By Connie Colbert
GCU Director of Health Services
Since February is National Heart Month, let’s discuss a natural way to lower blood pressure. It is called the DASH diet, aka Dietary Approaches to Stop Hypertension.
This diet has been proved to not only treat or prevent high blood pressure but improve overall health. It can be helpful for weight loss, lowering cholesterol and managing and preventing diabetes.
The DASH diet utilizes food to control blood pressure and other health measurements such as cholesterol. The food plan works in two ways: by adding foods rich in potassium, calcium and magnesium, and by limiting foods high in sodium, saturated fat and added sugar. High sodium content is one of the greatest links to high blood pressure.
Studies have shown that people who started and stuck to the DASH diet lowered their blood pressure within two weeks!
The starting point for the DASH diet is simple. Simply lower your salt intake and add food rich in vegetables, fruits and whole grains.
The DASH diet is lower in sodium than a typical American diet, which can include 3,400 milligrams (mg) or more of sodium a day. That’s a lot of salt!

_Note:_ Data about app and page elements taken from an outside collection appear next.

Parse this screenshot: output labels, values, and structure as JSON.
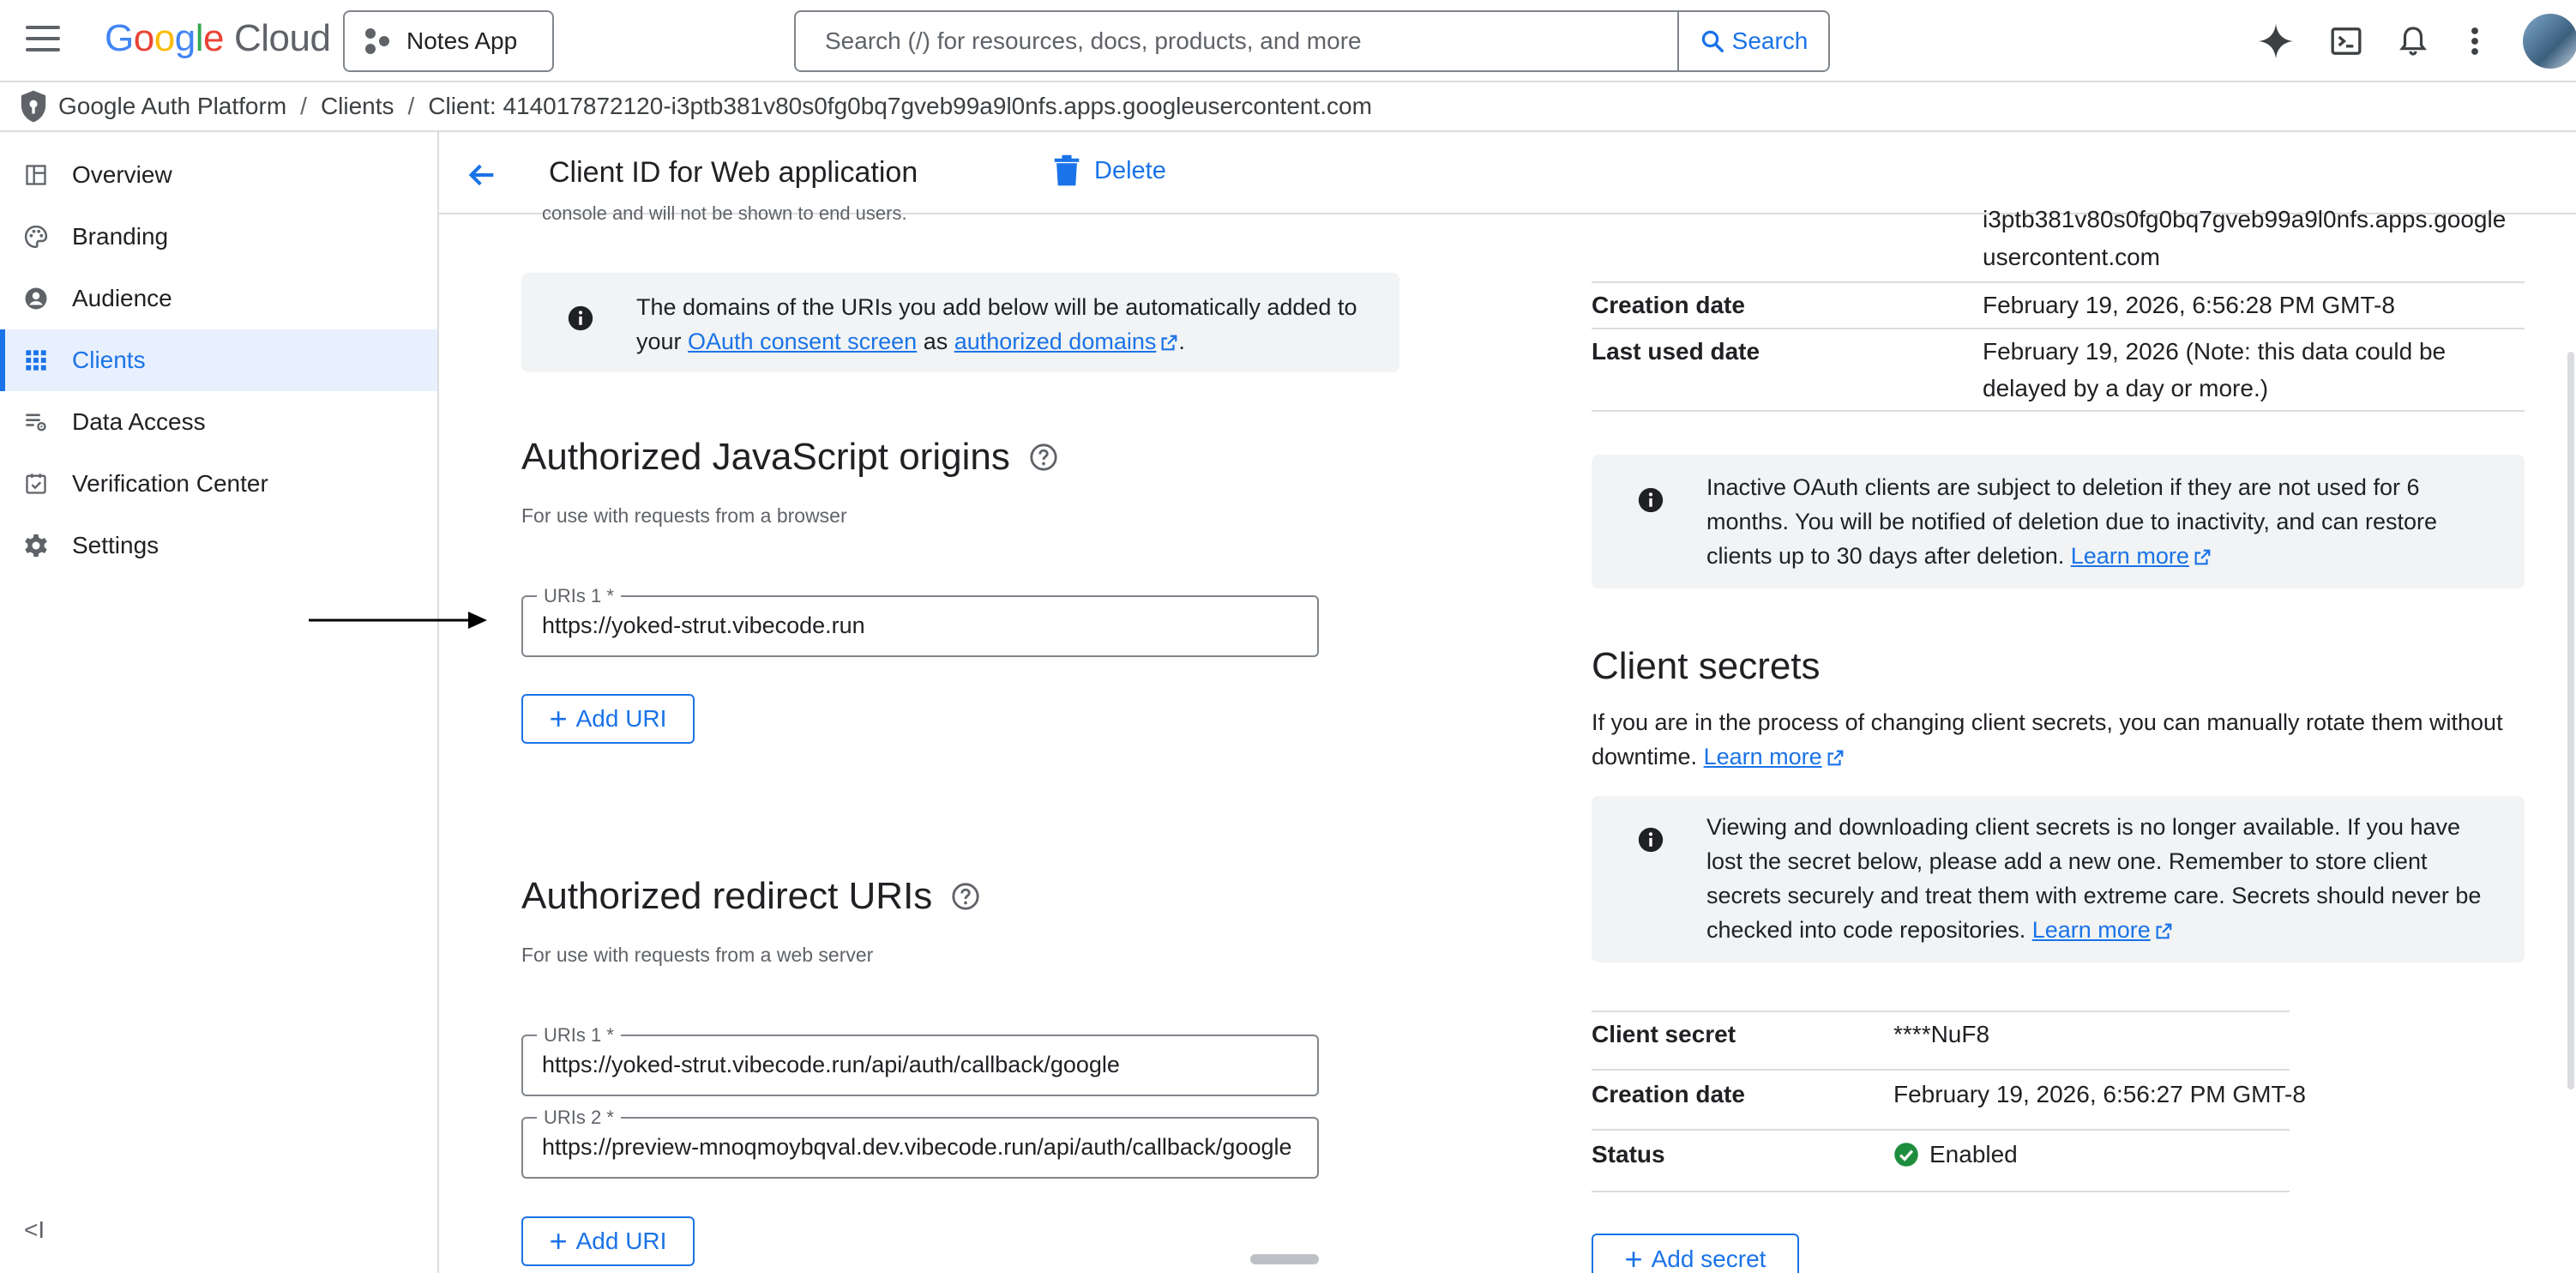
{
  "topbar": {
    "logo": {
      "g": "G",
      "o1": "o",
      "o2": "o",
      "g2": "g",
      "l": "l",
      "e": "e",
      "cloud": "Cloud"
    },
    "project_label": "Notes App",
    "search_placeholder": "Search (/) for resources, docs, products, and more",
    "search_button": "Search",
    "icons": [
      "gemini-sparkle-icon",
      "cloud-shell-icon",
      "notifications-icon",
      "more-vert-icon",
      "account-avatar"
    ]
  },
  "breadcrumb": {
    "items": [
      "Google Auth Platform",
      "Clients",
      "Client: 414017872120-i3ptb381v80s0fg0bq7gveb99a9l0nfs.apps.googleusercontent.com"
    ],
    "separator": "/"
  },
  "sidebar": {
    "items": [
      {
        "label": "Overview",
        "icon": "dashboard-icon",
        "active": false
      },
      {
        "label": "Branding",
        "icon": "palette-icon",
        "active": false
      },
      {
        "label": "Audience",
        "icon": "person-icon",
        "active": false
      },
      {
        "label": "Clients",
        "icon": "apps-grid-icon",
        "active": true
      },
      {
        "label": "Data Access",
        "icon": "data-access-icon",
        "active": false
      },
      {
        "label": "Verification Center",
        "icon": "verified-icon",
        "active": false
      },
      {
        "label": "Settings",
        "icon": "settings-icon",
        "active": false
      }
    ],
    "collapse_label": "<I"
  },
  "header": {
    "title": "Client ID for Web application",
    "delete_label": "Delete"
  },
  "left": {
    "fragment": "console and will not be shown to end users.",
    "note": {
      "text_before": "The domains of the URIs you add below will be automatically added to your ",
      "link1": "OAuth consent screen",
      "text_mid": " as ",
      "link2": "authorized domains",
      "text_after": "."
    },
    "js_origins": {
      "title": "Authorized JavaScript origins",
      "subtitle": "For use with requests from a browser",
      "fields": [
        {
          "label": "URIs 1 *",
          "value": "https://yoked-strut.vibecode.run"
        }
      ],
      "add_label": "Add URI"
    },
    "redirect_uris": {
      "title": "Authorized redirect URIs",
      "subtitle": "For use with requests from a web server",
      "fields": [
        {
          "label": "URIs 1 *",
          "value": "https://yoked-strut.vibecode.run/api/auth/callback/google"
        },
        {
          "label": "URIs 2 *",
          "value": "https://preview-mnoqmoybqval.dev.vibecode.run/api/auth/callback/google"
        }
      ],
      "add_label": "Add URI"
    }
  },
  "right": {
    "client_id_fragment_1": "i3ptb381v80s0fg0bq7gveb99a9l0nfs.apps.google",
    "client_id_fragment_2": "usercontent.com",
    "info_rows": [
      {
        "key": "Creation date",
        "value": "February 19, 2026, 6:56:28 PM GMT-8"
      },
      {
        "key": "Last used date",
        "value_line1": "February 19, 2026 (Note: this data could be",
        "value_line2": "delayed by a day or more.)"
      }
    ],
    "inactive_note": {
      "text": "Inactive OAuth clients are subject to deletion if they are not used for 6 months. You will be notified of deletion due to inactivity, and can restore clients up to 30 days after deletion. ",
      "link": "Learn more"
    },
    "client_secrets": {
      "title": "Client secrets",
      "desc": "If you are in the process of changing client secrets, you can manually rotate them without downtime. ",
      "desc_link": "Learn more",
      "note_text": "Viewing and downloading client secrets is no longer available. If you have lost the secret below, please add a new one. Remember to store client secrets securely and treat them with extreme care. Secrets should never be checked into code repositories. ",
      "note_link": "Learn more",
      "rows": [
        {
          "key": "Client secret",
          "value": "****NuF8"
        },
        {
          "key": "Creation date",
          "value": "February 19, 2026, 6:56:27 PM GMT-8"
        },
        {
          "key": "Status",
          "value": "Enabled"
        }
      ],
      "add_label": "Add secret"
    }
  },
  "colors": {
    "accent": "#1a73e8",
    "active_bg": "#e8f0fe",
    "note_bg": "#f1f3f4",
    "success": "#1e8e3e"
  }
}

The standard DASH diet meets the recommendation from the Dietary Guidelines for Americans to keep daily sodium intake to less than 2,300 mg a day. That’s roughly the amount of sodium in 1 teaspoon of table salt.
A lower sodium version of DASH restricts sodium to 1,500 mg a day. You can choose the version of the diet that meets your health needs. If you aren’t sure what sodium level is right for you, talk to your doctor or visit Mayoclinic.org.
A few more tips:
- Add a serving of vegetables at lunch and at dinner.
- Add a serving of fruit to your meals or as a snack. Canned and dried fruits are easy to use, but check that they do not have added sugar.
- Use only half your typical serving of butter, margarine or salad dressing.
- Drink low-fat or skim dairy products anytime you normally would use full-fat or cream.
- Limit meat to 6 ounces a day. Make some meals vegetarian.
- Add more vegetables and dry beans to your diet.
- Instead of snacking on chips or sweets, eat unsalted pretzels or nuts, raisins, low-fat and fat-free yogurt, frozen yogurt, unsalted plain popcorn with no butter, and raw vegetables.
- Read food labels to choose products that are lower in sodium.
- Using sodium-free spices or flavorings instead of salt.
- Don’t add salt when cooking rice, pasta or hot cereal.
- Choose plain fresh, frozen or canned vegetables.
- Choose fresh or frozen skinless poultry, fish and lean cuts of meat.
- Read food labels and choose the low-sodium or no-salt-added option.
It may be a slight transition and learning curve to adopt this plan, but in the long run it will help you to have a healthier heart.
For more detail and meal planning, visit: